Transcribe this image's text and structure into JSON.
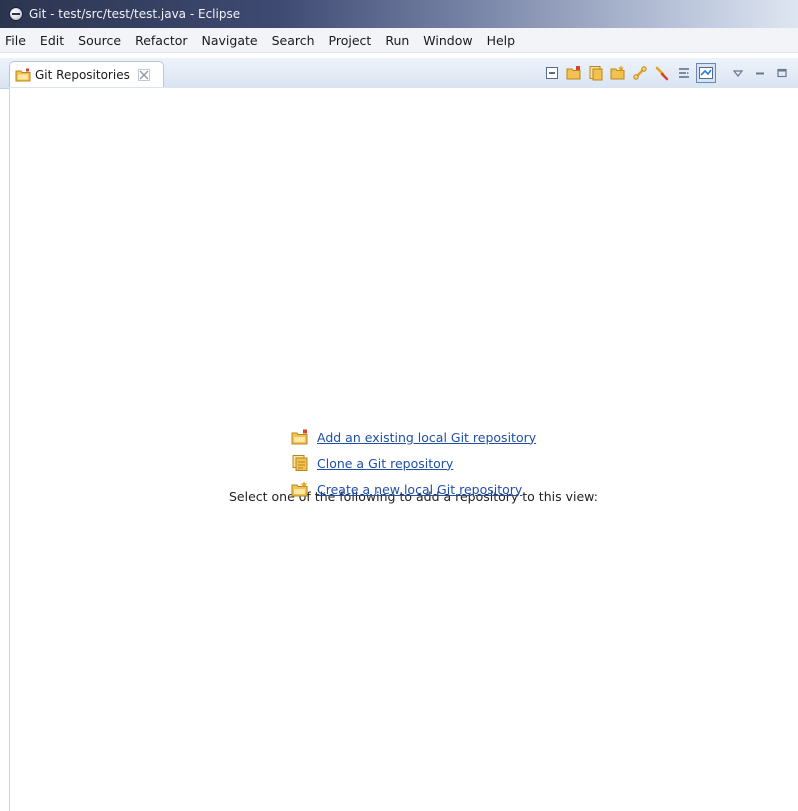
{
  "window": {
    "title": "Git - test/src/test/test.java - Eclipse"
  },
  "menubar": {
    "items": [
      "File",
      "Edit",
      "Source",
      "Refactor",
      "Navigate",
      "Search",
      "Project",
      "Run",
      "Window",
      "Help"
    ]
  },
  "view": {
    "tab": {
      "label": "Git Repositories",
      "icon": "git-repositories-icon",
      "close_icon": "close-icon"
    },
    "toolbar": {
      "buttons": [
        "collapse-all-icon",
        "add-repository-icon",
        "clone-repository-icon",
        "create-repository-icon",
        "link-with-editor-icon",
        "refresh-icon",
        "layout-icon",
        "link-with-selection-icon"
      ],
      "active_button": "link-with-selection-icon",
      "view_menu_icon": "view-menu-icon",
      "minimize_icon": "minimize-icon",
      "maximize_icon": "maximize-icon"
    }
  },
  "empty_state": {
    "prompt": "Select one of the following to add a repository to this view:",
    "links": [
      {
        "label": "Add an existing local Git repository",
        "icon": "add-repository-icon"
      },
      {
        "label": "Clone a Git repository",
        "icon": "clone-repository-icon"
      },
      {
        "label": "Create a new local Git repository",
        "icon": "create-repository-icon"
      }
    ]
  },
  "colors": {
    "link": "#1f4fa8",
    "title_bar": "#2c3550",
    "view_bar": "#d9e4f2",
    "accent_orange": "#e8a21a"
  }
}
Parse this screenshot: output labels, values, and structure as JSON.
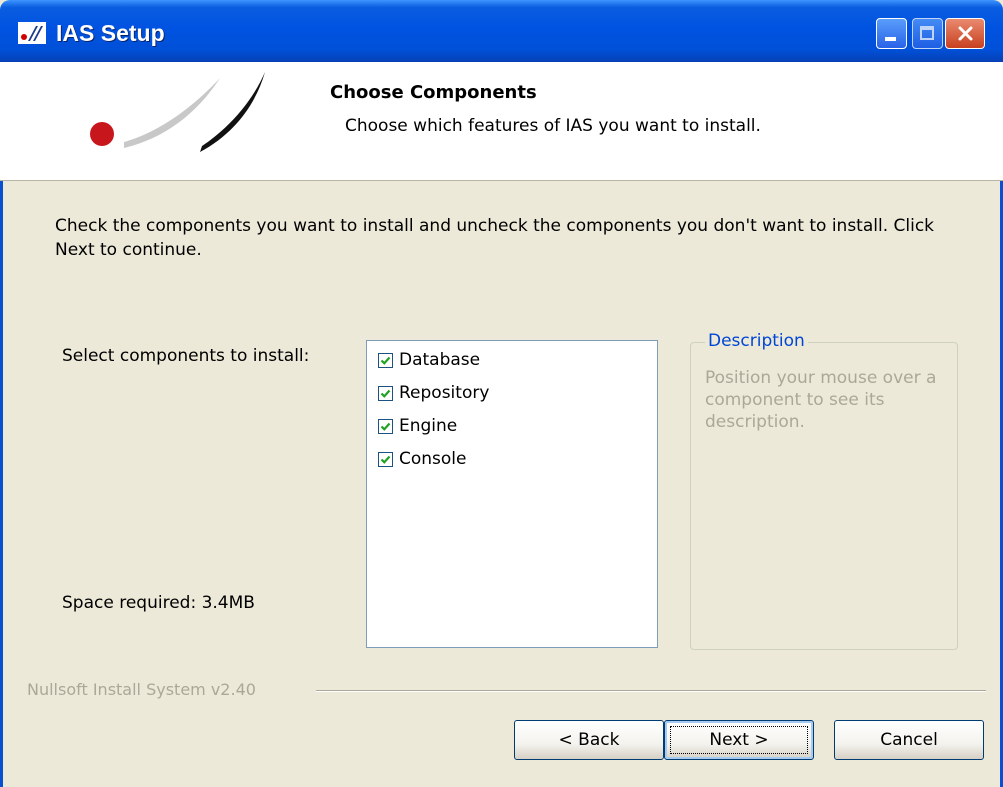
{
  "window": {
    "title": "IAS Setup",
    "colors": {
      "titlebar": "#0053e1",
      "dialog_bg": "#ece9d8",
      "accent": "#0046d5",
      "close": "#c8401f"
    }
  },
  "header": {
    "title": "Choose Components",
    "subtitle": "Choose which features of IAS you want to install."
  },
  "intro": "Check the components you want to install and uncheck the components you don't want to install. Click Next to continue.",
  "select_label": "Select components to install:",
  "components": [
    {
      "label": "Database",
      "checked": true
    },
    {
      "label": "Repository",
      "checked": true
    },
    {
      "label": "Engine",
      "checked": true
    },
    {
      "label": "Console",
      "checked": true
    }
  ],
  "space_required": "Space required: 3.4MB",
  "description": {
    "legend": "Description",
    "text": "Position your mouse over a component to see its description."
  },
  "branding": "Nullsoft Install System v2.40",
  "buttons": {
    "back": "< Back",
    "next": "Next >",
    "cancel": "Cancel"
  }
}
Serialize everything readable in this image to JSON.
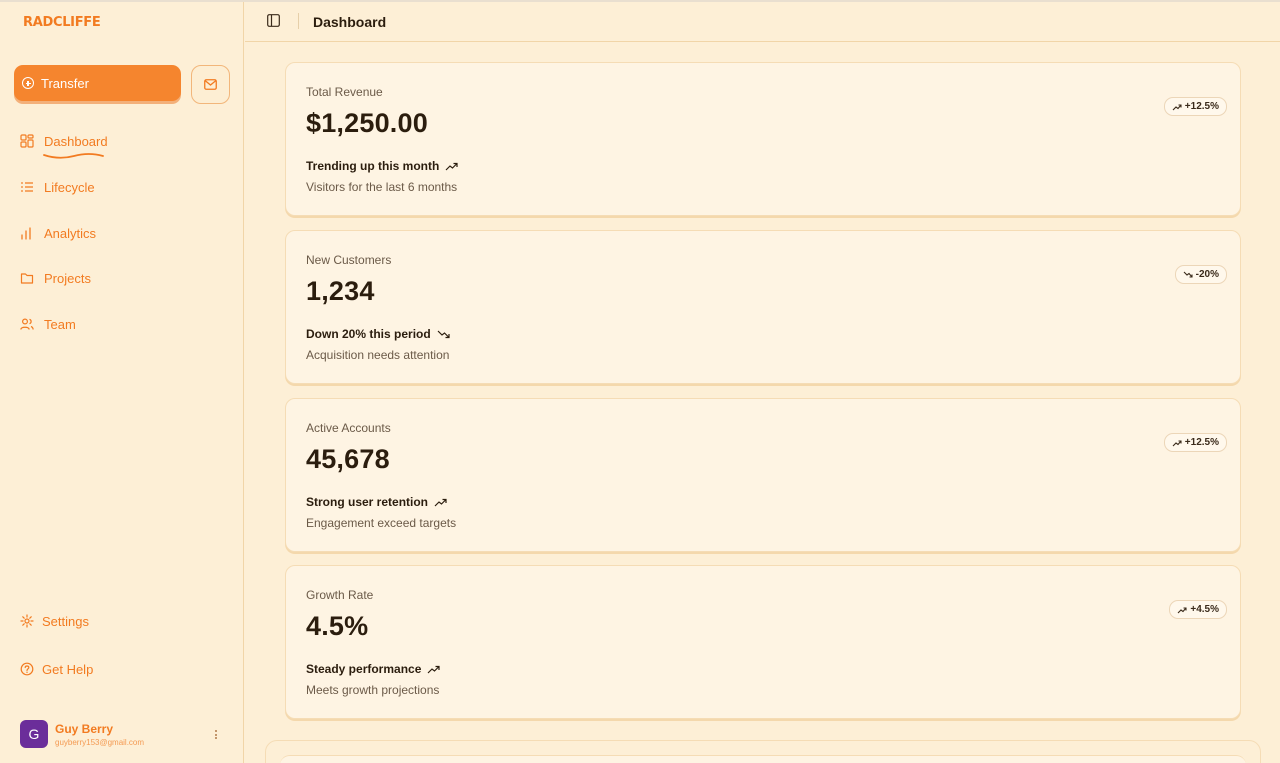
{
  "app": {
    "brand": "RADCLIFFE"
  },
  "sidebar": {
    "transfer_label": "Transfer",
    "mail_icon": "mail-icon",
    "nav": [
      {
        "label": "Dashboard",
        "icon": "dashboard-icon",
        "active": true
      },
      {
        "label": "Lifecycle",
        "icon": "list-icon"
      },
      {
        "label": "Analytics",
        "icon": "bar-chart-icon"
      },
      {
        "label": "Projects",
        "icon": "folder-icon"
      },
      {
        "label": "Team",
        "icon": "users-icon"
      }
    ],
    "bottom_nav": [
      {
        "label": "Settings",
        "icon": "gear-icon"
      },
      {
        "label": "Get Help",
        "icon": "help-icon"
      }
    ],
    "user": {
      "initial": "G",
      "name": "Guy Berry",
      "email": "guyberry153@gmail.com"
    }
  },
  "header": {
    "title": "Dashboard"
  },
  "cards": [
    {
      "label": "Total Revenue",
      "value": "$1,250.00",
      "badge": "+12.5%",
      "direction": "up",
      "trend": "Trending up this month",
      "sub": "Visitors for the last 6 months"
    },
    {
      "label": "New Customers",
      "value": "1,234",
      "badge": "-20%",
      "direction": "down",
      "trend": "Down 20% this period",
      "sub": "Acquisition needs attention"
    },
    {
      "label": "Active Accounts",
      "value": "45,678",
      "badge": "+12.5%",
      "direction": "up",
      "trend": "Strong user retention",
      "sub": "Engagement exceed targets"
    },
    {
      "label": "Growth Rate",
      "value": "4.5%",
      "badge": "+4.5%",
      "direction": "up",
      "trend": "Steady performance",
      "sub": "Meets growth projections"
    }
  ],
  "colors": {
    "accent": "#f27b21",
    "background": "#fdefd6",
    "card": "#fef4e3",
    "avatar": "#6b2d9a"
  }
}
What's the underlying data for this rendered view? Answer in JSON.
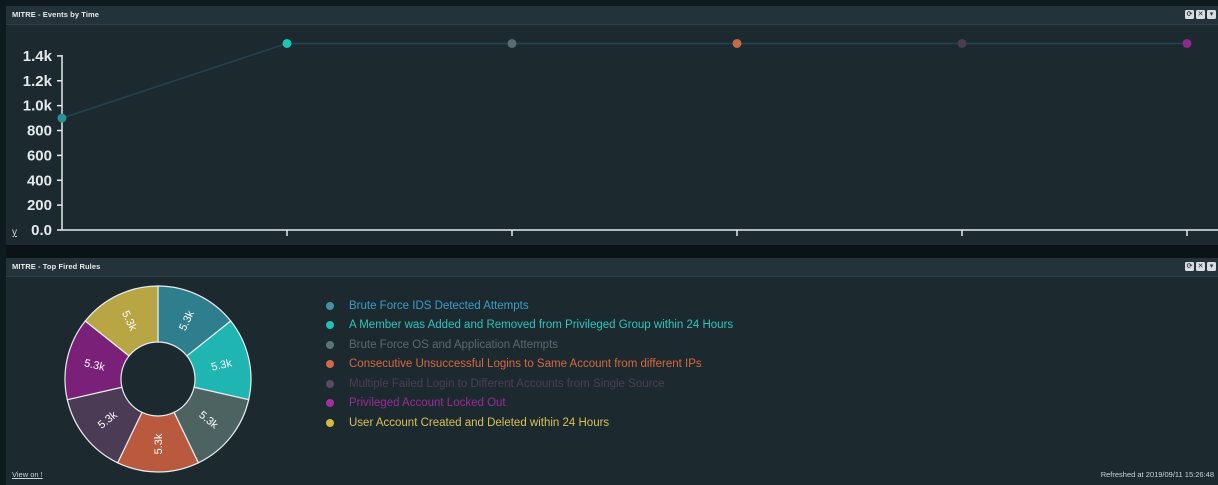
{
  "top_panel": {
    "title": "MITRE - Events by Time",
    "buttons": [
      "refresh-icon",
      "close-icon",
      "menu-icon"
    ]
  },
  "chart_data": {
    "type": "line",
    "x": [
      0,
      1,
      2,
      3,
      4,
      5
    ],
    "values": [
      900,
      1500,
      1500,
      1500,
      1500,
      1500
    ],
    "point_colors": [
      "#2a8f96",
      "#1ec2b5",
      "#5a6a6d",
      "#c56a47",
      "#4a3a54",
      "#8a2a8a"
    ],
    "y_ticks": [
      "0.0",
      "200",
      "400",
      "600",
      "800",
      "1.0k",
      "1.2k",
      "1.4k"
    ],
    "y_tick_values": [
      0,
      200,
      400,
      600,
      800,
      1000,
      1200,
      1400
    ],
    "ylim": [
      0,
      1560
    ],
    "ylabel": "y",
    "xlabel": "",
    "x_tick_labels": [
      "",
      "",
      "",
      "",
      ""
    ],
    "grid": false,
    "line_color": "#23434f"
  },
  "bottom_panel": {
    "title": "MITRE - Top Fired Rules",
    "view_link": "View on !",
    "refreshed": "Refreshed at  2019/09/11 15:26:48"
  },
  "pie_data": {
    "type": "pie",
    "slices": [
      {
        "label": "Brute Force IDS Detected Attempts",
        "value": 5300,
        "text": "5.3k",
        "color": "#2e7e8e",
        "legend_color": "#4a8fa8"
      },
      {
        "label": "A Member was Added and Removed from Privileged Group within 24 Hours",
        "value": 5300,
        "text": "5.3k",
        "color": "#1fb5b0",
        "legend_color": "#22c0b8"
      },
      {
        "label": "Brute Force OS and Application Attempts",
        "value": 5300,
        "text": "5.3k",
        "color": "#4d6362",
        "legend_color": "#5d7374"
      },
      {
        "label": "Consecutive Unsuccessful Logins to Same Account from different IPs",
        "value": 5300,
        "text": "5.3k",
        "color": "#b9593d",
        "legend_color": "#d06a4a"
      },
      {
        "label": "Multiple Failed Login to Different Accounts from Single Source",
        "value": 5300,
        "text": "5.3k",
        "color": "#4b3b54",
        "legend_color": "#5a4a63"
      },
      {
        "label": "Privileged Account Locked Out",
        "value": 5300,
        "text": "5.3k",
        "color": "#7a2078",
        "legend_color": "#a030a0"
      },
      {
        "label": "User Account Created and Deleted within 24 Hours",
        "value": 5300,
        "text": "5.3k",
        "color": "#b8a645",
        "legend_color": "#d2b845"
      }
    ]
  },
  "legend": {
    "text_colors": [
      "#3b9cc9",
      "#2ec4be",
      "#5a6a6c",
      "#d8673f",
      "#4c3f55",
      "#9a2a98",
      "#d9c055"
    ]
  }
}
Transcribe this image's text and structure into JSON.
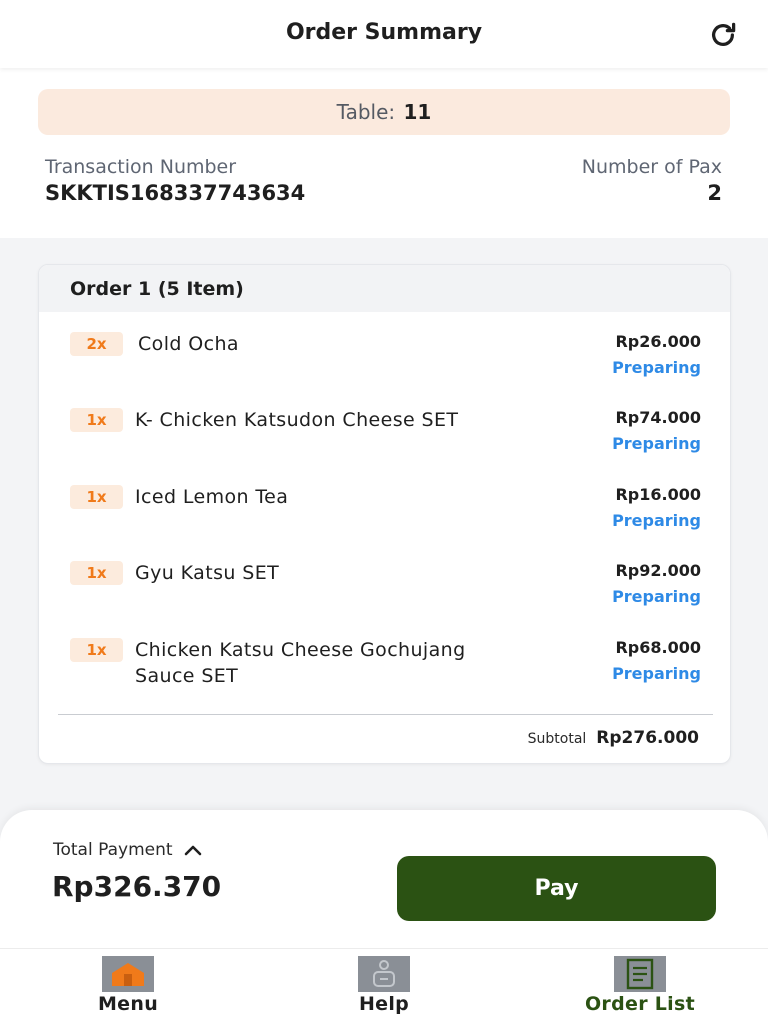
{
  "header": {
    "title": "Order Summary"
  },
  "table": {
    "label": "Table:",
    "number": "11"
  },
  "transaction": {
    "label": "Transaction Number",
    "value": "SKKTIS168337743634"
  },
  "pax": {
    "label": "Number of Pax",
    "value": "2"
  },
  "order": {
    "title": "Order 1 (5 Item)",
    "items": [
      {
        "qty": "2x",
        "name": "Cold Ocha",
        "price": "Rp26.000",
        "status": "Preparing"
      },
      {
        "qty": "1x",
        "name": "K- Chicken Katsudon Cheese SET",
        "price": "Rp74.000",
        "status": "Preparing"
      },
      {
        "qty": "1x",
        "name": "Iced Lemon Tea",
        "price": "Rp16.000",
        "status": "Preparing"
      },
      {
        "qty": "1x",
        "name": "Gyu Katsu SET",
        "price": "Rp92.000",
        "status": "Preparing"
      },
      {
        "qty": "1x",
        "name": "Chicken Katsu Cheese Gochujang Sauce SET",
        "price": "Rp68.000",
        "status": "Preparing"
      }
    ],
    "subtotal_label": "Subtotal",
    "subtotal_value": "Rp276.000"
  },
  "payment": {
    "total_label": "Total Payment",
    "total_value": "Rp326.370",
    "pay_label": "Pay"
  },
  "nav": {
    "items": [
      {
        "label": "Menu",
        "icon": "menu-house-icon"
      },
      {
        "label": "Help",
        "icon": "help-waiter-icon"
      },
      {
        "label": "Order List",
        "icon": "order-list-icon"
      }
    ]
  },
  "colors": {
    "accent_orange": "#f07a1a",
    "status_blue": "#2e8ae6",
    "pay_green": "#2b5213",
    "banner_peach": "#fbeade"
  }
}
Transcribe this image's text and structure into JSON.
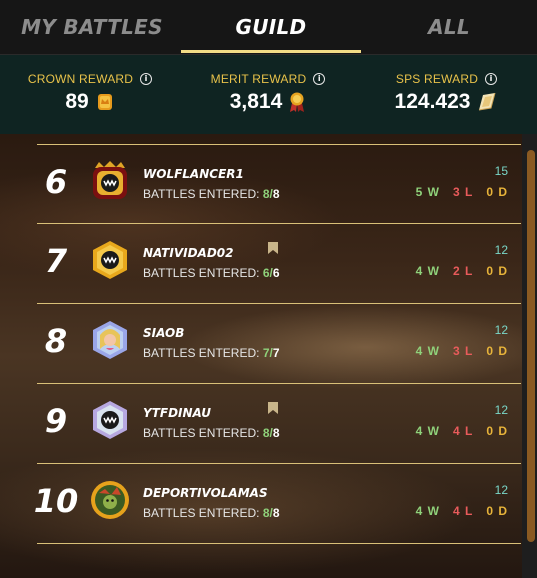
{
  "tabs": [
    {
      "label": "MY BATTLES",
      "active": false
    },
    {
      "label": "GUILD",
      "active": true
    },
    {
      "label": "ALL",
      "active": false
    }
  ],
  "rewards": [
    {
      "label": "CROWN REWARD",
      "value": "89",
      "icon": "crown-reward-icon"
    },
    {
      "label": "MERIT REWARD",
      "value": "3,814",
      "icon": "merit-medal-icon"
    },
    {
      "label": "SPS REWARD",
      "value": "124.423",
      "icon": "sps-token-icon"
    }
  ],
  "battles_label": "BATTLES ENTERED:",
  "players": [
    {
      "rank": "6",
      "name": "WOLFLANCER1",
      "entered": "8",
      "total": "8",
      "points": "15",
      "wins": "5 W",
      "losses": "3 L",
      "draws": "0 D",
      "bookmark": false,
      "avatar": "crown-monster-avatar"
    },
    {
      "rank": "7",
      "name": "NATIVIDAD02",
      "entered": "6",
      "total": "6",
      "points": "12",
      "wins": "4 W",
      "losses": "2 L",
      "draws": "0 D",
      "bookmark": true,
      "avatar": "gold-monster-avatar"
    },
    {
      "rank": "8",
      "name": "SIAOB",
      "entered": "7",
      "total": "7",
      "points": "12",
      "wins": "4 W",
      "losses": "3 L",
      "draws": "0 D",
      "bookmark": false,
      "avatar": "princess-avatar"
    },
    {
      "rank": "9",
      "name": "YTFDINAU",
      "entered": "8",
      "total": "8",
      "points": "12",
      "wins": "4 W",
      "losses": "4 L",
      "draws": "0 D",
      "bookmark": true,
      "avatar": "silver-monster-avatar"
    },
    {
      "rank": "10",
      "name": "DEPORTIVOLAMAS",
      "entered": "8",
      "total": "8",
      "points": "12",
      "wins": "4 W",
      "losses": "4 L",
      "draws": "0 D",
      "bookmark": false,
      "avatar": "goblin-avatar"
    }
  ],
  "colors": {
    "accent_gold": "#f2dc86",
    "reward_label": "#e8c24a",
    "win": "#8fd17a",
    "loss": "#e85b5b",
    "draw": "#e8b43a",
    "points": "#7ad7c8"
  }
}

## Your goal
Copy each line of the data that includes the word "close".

## Written solution
      "close_icon": "close-icon"
      "close": "#c8401f"
      "close-icon",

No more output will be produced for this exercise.